A city-wide institution since 1950, Harold’s Chicken Shack is fast food heaven. Your basic meal is two pieces of chicken, french fries, coleslaw, and a slice of white bread. Comfort food doesn’t get better than this.
Located on the shoreline of Lake Michigan, the 3,300-foot-long pier features restaurants and shops as well as the Chicago Shakespeare Theater, the Chicago Children’s Museum, and a ferris wheel that you cannot miss seeing, or riding on if you want an aerial view of the city.
Any visit to a new city for me means checking out at least one local record store. Reckless Records is located downtown and they have a pretty good selection of both indie and mainstream titles. You can find some terrific bargains on used stuff; I scored an Aerosmith box set for just $6.
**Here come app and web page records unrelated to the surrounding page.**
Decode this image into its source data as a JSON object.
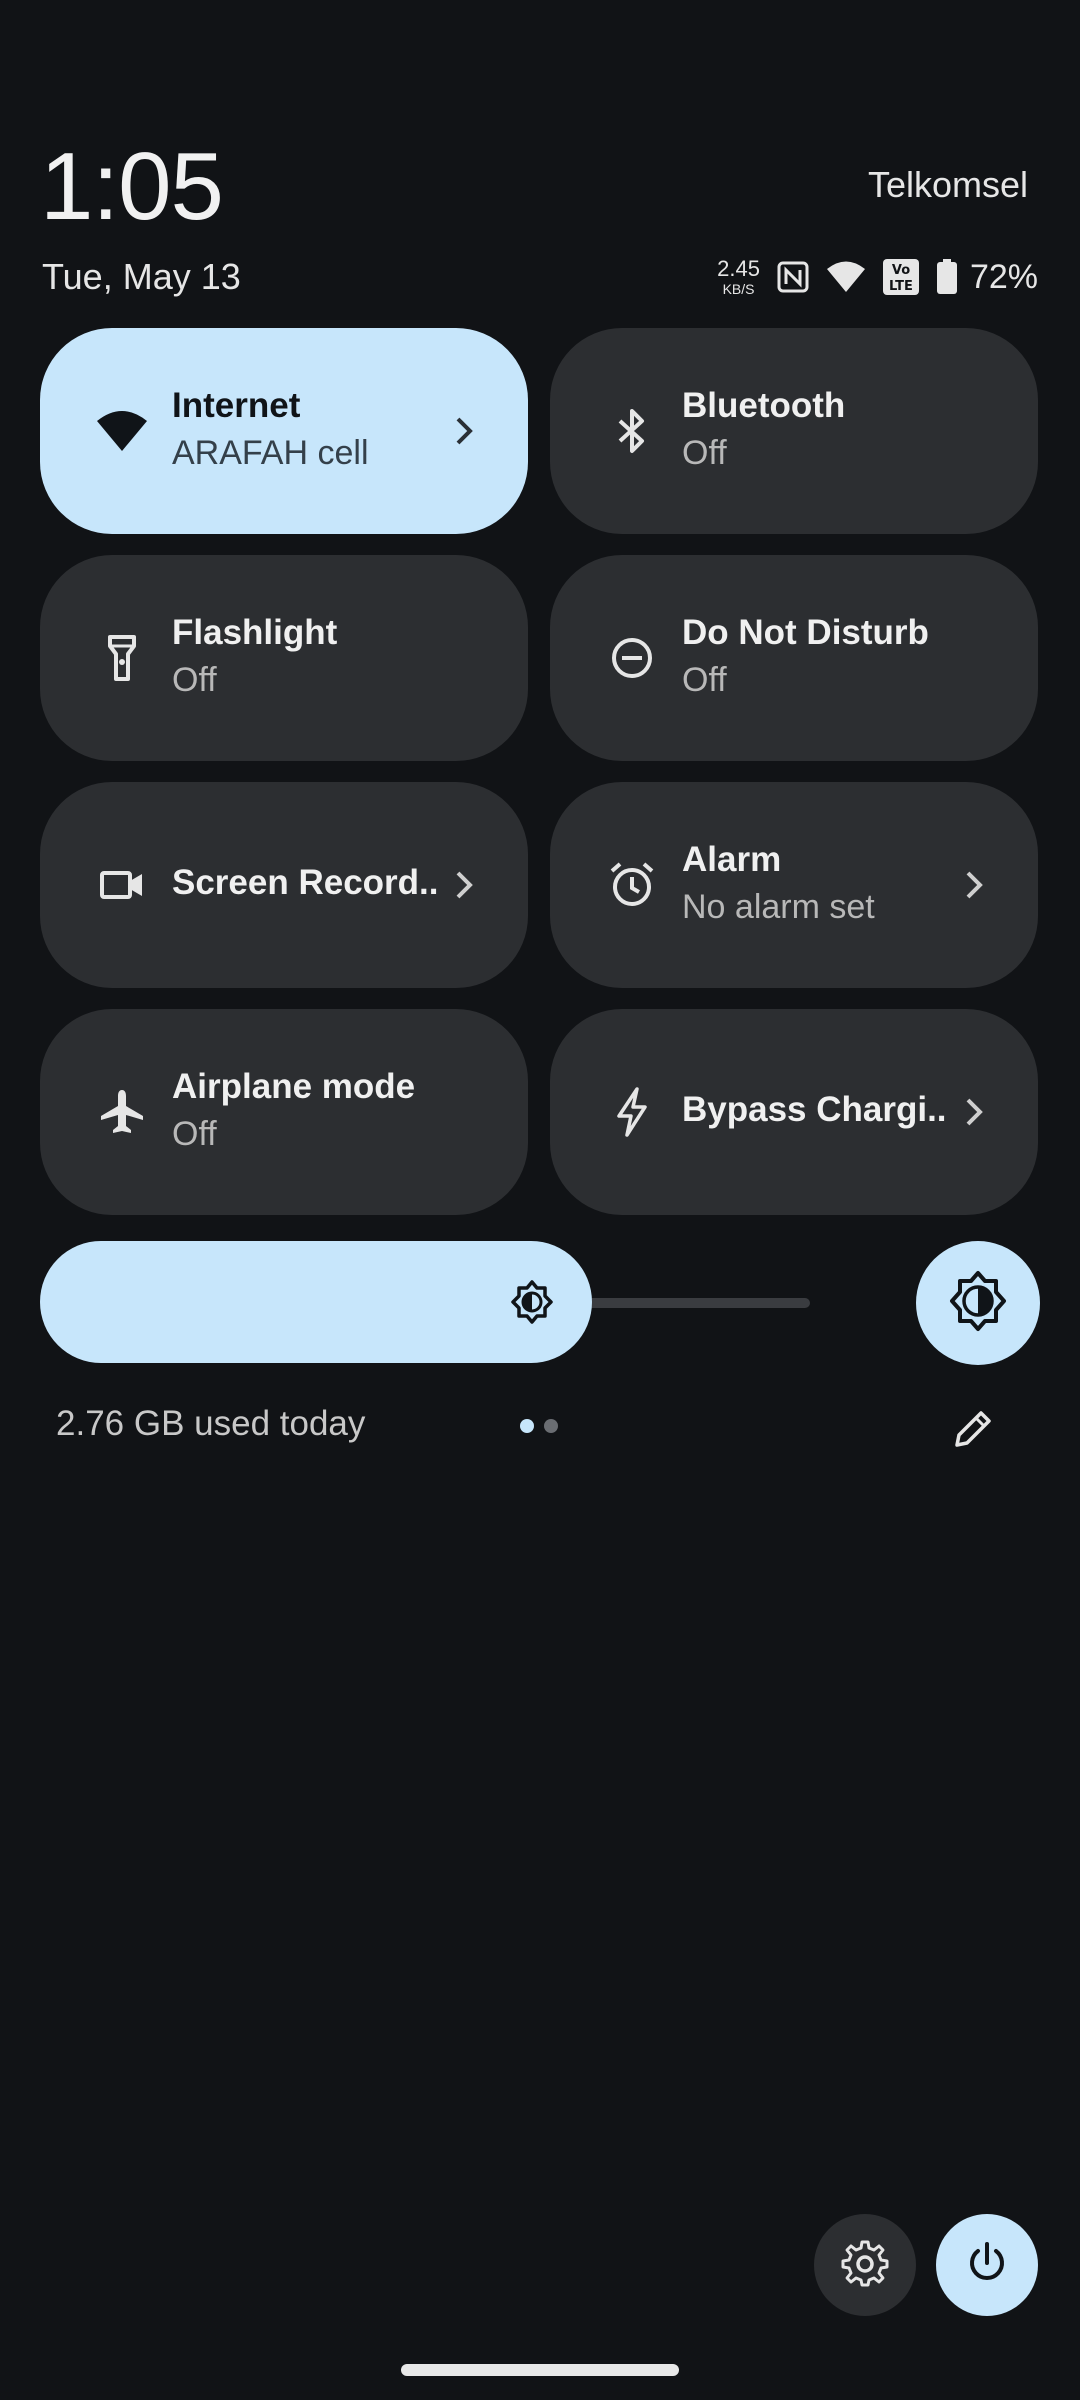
{
  "header": {
    "time": "1:05",
    "carrier": "Telkomsel",
    "date": "Tue, May 13"
  },
  "status_bar": {
    "net_speed_value": "2.45",
    "net_speed_unit": "KB/S",
    "battery_percent": "72%",
    "icons": [
      "nfc-icon",
      "wifi-icon",
      "volte-icon",
      "battery-icon"
    ]
  },
  "tiles": [
    {
      "label": "Internet",
      "subtitle": "ARAFAH cell",
      "icon": "wifi-icon",
      "active": true,
      "chevron": true
    },
    {
      "label": "Bluetooth",
      "subtitle": "Off",
      "icon": "bluetooth-icon",
      "active": false,
      "chevron": false
    },
    {
      "label": "Flashlight",
      "subtitle": "Off",
      "icon": "flashlight-icon",
      "active": false,
      "chevron": false
    },
    {
      "label": "Do Not Disturb",
      "subtitle": "Off",
      "icon": "do-not-disturb-icon",
      "active": false,
      "chevron": false
    },
    {
      "label": "Screen Record..",
      "subtitle": "",
      "icon": "videocam-icon",
      "active": false,
      "chevron": true
    },
    {
      "label": "Alarm",
      "subtitle": "No alarm set",
      "icon": "alarm-icon",
      "active": false,
      "chevron": true
    },
    {
      "label": "Airplane mode",
      "subtitle": "Off",
      "icon": "airplane-icon",
      "active": false,
      "chevron": false
    },
    {
      "label": "Bypass Chargi..",
      "subtitle": "",
      "icon": "bolt-icon",
      "active": false,
      "chevron": true
    }
  ],
  "brightness": {
    "level": 0.56,
    "icon": "brightness-icon",
    "auto_icon": "auto-brightness-icon"
  },
  "footer": {
    "data_usage": "2.76 GB used today",
    "page_count": 2,
    "current_page": 1
  },
  "colors": {
    "background": "#111316",
    "tile": "#2c2e31",
    "accent": "#c7e6fb"
  }
}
My biggest regret from my first trip to the Windy City, a too-brief work jaunt that left me zero time to see any sites, was not sampling a Chicago hot dog and a deep dish pizza. So I made sure that didn’t happen again during my most recent trip. First I had real an authentic Chicago hot dog in Chicago (Shake Shack doesn’t count) at a hole-in-the-wall joint called Max’s Takeout, which is near the Art Institute. For those who don’t know what a Chicago dog is, it’s a hot dog with a long slice of pickle, tomatoes, sport peppers (they’re small, medium-hot, brined peppers), white onions, a dash of celery salt, and mustard–definitely souped-up compared to a New York City dirty water dog no matter how many toppings you cram on yours.
For deep dish pizza, I ate one at Lou Manati’s, a popular local pizza restaurant chain. The personal pan dish pizza may look small at first but in the end, it is much thicker and more filling compared to eating two regular slices in NYC–and it’s certainly a type of pizza that you’ll need both a knife and fork to dig into.
It’s a little bit out of the way from downtown Chicago proper, but a 40-minute ride on the L will take you to the lovely neighborhood of Oak Park, where Frank Lloyd Wright Home and Studio is located. A national historic landmark, the famed architect’s home was built in 1889, and the studio was constructed nine years later (there are other structures designed by Wright are located in the Chicago area). This year is an appropriate time to visit the home/studio because it’s the 150th anniversary of Wright’s birth. (Also located in Oak Park is the childhood home of novelist Ernest Hemingway). Admission to the Wright home and studio, which includes a tour, is $18.